Stored items from a collection
☆ ☆ ☆
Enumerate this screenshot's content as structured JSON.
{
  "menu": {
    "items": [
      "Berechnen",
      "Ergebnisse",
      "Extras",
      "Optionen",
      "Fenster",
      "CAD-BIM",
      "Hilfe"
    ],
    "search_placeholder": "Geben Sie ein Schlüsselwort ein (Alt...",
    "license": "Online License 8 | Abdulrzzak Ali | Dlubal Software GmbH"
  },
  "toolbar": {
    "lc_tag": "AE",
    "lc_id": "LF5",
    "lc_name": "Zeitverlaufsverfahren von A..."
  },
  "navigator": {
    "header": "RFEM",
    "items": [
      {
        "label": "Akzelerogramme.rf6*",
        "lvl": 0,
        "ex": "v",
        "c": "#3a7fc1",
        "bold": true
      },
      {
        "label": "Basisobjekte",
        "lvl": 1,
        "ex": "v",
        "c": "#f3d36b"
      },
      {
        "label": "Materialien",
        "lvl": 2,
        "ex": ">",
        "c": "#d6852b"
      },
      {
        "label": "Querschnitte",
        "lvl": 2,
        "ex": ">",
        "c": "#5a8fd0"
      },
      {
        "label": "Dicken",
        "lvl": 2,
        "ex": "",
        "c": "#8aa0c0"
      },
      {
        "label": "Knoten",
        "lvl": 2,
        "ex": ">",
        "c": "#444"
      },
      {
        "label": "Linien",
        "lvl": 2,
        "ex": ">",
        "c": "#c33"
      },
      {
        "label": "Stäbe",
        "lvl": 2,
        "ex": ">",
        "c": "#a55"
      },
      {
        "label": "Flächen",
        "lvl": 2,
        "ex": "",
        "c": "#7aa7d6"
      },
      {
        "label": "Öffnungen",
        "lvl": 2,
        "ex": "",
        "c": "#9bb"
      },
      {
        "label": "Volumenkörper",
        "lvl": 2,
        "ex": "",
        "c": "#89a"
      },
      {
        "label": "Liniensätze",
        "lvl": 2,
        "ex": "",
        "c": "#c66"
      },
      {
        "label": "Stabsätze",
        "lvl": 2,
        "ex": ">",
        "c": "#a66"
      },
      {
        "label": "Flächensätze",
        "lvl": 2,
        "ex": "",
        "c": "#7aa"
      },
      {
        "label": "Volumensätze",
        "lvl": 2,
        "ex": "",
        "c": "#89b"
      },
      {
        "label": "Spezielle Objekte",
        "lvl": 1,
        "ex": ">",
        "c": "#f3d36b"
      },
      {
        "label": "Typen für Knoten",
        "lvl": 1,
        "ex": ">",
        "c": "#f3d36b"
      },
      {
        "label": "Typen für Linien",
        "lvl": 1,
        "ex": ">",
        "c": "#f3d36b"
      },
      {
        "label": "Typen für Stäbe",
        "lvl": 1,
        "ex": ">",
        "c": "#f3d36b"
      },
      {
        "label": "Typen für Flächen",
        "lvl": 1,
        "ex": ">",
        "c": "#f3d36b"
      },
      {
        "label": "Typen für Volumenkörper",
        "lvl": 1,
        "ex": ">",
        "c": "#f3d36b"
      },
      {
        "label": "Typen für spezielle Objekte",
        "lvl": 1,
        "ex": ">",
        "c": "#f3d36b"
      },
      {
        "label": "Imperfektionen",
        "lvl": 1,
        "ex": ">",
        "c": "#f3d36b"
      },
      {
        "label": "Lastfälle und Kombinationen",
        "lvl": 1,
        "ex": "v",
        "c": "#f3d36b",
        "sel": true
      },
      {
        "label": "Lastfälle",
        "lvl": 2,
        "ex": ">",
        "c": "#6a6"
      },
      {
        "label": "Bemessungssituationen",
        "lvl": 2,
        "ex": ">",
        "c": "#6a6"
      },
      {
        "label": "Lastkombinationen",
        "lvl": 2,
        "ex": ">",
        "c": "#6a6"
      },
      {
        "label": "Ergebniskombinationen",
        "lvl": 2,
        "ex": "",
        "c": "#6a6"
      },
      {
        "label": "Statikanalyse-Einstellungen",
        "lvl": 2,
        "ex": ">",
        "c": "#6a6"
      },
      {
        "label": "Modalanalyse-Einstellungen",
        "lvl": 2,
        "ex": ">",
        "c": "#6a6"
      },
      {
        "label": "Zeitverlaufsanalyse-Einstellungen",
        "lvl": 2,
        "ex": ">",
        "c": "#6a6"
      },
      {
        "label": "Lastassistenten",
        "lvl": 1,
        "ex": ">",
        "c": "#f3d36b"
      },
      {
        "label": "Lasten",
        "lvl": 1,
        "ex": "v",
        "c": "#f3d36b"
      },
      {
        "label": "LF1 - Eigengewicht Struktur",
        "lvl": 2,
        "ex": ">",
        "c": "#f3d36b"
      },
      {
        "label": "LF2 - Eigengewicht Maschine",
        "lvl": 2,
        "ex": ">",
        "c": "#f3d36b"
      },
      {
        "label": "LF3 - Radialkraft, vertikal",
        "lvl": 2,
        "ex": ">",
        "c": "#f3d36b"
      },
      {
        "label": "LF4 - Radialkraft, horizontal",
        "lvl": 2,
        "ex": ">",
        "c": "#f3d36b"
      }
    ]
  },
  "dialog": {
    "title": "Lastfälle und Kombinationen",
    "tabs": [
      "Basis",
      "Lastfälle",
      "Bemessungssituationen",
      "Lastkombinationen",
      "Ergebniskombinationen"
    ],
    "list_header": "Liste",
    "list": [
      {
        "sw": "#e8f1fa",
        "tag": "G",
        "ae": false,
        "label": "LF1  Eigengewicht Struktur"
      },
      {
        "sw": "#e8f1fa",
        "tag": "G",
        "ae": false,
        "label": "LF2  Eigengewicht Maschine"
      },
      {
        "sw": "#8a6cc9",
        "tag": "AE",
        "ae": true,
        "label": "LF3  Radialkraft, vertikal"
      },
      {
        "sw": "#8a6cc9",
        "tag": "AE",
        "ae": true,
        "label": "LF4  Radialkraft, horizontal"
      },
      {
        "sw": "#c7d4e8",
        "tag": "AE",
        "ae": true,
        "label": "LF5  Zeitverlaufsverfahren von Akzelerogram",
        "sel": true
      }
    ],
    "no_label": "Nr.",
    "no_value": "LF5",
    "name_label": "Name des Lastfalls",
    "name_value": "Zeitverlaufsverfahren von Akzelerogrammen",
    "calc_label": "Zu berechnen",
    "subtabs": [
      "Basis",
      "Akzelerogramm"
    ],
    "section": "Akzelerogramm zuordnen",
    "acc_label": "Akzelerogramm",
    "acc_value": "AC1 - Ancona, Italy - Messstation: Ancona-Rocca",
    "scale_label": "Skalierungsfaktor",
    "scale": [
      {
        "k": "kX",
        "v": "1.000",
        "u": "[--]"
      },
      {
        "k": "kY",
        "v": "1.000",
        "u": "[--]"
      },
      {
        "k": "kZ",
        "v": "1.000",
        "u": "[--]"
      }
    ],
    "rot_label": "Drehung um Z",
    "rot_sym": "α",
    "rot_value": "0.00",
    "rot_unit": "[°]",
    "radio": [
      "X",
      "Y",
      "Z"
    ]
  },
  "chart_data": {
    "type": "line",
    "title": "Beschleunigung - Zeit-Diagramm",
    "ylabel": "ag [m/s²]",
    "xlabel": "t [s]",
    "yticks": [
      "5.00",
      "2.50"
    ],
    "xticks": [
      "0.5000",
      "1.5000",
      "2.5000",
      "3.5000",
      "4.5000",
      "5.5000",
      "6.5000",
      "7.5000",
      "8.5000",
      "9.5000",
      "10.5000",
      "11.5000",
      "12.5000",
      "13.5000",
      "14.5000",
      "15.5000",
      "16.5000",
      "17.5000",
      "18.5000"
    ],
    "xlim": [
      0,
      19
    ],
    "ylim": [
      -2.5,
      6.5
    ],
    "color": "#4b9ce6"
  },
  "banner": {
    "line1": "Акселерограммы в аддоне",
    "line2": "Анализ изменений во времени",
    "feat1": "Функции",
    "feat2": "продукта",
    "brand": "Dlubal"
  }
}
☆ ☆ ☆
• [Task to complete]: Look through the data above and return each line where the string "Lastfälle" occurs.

• [Answer box]:
        "label": "Lastfälle und Kombinationen",
        "label": "Lastfälle",
    "title": "Lastfälle und Kombinationen",
      "Lastfälle",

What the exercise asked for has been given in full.